Theological study of Mary, the mother of Jesus.

The Eleusa style such as this Vladimir icon of the Madonna with the Child Jesus nestled against her face, has been depicted in both the Eastern and Western churches.
A statue of Mary in the Lutheran church of Saint-Pierre-le-Jeune, Strasbourg
Statue of Santa Maria Assunta, in Attard, Malta
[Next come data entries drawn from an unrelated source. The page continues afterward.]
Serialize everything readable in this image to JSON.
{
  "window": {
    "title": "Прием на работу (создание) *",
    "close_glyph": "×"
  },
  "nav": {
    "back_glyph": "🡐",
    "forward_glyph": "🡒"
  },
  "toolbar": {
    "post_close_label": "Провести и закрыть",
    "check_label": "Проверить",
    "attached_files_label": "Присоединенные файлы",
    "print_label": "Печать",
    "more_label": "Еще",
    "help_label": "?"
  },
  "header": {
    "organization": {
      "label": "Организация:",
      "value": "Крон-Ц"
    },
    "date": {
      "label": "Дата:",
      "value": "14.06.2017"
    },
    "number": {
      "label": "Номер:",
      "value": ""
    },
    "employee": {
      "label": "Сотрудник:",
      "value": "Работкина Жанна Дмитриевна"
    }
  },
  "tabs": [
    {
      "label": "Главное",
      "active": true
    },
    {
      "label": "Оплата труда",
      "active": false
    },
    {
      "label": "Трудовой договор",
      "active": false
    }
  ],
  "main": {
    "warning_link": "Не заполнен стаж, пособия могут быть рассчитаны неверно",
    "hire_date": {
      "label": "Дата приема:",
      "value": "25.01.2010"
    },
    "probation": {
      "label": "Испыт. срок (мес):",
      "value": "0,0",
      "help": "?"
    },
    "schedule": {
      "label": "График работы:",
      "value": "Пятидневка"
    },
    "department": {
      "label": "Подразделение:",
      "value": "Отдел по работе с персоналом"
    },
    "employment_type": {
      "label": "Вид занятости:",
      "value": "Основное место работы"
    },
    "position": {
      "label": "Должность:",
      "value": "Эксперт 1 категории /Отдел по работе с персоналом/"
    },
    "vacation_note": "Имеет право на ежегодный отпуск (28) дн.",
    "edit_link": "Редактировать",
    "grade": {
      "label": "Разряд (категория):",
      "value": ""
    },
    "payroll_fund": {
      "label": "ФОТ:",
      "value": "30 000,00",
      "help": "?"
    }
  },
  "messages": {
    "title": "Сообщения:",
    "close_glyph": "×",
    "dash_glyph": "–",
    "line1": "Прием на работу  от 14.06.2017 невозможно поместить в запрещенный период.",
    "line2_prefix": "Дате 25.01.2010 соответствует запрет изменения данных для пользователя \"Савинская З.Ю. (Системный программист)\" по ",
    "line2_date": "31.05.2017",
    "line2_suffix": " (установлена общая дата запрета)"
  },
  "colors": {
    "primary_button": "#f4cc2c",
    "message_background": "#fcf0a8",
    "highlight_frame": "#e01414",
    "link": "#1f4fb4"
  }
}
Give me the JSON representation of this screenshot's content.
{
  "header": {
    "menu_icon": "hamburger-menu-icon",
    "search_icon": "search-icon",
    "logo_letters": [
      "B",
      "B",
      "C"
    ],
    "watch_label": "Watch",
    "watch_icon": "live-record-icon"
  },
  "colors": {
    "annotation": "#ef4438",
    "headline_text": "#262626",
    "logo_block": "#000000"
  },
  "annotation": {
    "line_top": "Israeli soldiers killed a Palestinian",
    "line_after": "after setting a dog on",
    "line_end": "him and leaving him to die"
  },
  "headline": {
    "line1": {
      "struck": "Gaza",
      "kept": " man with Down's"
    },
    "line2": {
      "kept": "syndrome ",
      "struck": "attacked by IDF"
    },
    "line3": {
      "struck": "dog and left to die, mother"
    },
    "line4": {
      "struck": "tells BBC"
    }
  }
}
The veneration of Mary is said to permeate, in a way, the entire life of the Church as a "dimension" of dogma as well as piety, of Christology as well as of Ecclesiology.